Elsewhere in the college, Alan Kitching and Monotype: Celebrating the centenary of five pioneers of the poster commemmorates the 100th anniversary of the birth of Abram Games, FHK Henrion, Josef Müller-Brockmann, Paul Rand and Tom Eckersley (Eckersley set up the school of graphic design at the London School of Printing, now LCC).
The show was curated and designed by Daniel Chehade and features some of the designers’ best-known posters, from Eckersley’s ‘Cyclists, keep them clean’ and Victoria line designs to Games’ work for London Transport.
It also includes video interviews with Games, Eckersley and Henrion, in which the designers reflect on their craft and perceptions of graphic design, specimen books from Monotype’s archives for fonts used by the designers, including Futura and Rockwell, and spreads from textbooks and issues of Graphis which feature articles on their work.
Alongside this is a look at the making of a series of screen prints commemorating each designer, which were commissioned by Monotype and designed by Alan Kitching and Chehade.
Originally exhibited in Monotype’s Century exhibition, held in New York to mark AIGA’s centenary, each screenprint features a monogram for that designer, made up of overlapping letters – in each case, one from Monotype’s archives and a wood letter from Kitching’s workshop.
The finished prints are beautifully produced, and hang alongside the designers’ posters in the gallery. A short film explains the making of the project and offers a look at the printing process, while wood letters, inks and sketches are housed in glass display cases. It’s a fascinating look at printing and a stunning selection of historic posters.

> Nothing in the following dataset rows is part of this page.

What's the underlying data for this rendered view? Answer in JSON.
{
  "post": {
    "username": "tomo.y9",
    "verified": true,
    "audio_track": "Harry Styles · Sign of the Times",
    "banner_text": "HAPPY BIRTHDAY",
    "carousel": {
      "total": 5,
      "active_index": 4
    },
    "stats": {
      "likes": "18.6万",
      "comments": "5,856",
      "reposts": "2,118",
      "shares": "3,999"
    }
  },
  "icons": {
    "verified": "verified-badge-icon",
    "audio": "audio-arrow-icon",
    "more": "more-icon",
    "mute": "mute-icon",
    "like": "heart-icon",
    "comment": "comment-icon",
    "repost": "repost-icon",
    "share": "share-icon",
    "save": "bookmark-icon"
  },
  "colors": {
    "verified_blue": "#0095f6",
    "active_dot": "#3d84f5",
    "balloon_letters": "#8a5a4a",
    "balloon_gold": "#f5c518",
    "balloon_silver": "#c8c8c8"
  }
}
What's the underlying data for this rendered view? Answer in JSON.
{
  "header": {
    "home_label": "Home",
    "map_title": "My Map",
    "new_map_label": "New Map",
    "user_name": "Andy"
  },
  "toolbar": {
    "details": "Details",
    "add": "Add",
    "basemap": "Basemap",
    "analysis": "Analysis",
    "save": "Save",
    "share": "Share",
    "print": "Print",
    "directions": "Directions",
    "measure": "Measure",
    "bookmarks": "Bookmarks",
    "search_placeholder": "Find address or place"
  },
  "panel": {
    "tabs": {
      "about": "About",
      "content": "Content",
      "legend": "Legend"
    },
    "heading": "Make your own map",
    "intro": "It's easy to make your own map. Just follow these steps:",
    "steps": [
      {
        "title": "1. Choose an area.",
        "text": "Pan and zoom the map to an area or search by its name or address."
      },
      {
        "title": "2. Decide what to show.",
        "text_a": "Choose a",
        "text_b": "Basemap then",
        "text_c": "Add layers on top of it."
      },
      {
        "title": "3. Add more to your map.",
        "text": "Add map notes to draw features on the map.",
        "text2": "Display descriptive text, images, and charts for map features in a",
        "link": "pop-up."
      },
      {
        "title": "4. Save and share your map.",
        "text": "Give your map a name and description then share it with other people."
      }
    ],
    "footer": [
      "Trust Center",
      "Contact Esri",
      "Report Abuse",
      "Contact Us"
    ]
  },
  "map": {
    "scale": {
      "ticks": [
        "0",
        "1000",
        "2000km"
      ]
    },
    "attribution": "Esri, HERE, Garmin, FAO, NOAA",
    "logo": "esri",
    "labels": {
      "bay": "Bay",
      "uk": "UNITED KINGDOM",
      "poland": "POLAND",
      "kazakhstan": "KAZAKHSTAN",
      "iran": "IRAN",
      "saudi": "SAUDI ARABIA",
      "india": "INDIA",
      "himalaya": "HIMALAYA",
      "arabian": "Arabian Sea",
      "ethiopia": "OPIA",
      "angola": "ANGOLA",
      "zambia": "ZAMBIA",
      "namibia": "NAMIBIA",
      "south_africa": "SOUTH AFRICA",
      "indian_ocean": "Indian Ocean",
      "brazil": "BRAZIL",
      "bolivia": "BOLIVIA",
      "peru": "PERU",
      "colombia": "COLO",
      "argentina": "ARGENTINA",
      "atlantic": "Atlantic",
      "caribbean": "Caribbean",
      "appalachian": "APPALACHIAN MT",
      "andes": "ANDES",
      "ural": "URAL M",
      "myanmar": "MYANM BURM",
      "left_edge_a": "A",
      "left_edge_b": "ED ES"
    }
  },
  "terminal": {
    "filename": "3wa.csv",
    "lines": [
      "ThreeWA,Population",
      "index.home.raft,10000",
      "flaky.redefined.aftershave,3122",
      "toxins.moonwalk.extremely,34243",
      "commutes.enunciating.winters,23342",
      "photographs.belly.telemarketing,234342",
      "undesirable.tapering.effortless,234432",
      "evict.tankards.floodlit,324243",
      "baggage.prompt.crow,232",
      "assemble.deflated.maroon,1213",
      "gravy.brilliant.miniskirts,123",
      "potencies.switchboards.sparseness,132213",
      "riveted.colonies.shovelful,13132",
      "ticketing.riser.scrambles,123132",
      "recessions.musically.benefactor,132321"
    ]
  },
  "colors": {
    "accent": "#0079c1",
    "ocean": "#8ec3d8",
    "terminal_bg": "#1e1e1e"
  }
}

The third event on show at LCC celebrates the tenth anniversary of graphic art label Stereohype, founded by design studio FL@33. The label runs an annual button badge design competition each year and regularly invites designers to create badges for its By Invitation Only range. Over one thousand button badges are featured in the exhibition – some fixed to the gallery walls, others in glass display cases and a framed artwork (close up below).
To celebrate the exhibition and its anniversary, Stereohype commissioned ten designers and artists to create a badge and letterpress poster inspired by the number 10 and/or 1000, or 10×10, all of which are on show at the gallery alongside a 10 foot squirrel sculpture, below. Contributing creatives include Kitching, Build’s Michael Place, Daniel Eatock, Genevieve Gauckler, Vaughan Oliver, TwoPoints and FL@33 co-founder Agathe Jacquillat. Ten giclee prints of each poster are on sale priced at £350 each, excluding Kitching’s which is available as a letterpress poster (also in an edition of 10) for £750.
Visitors to the show can also design and submit their own button badges at the show – and a catalogue featuring every button badge designed is available to purchase at the event (cover and spreads shown below).
50 Years of Illustration and Stereohype 2004-2014 are on show at London College of Communication SE1 6SB until October 31. Alan Kitching and Monotype: Celebrating the Centenary of Five Pioneers of the Poster is open until October 16. For details, see events.arts.ac.uk
50 Years of Illustration is published by Laurence King on October 1 and costs £30. To order a copy, click here.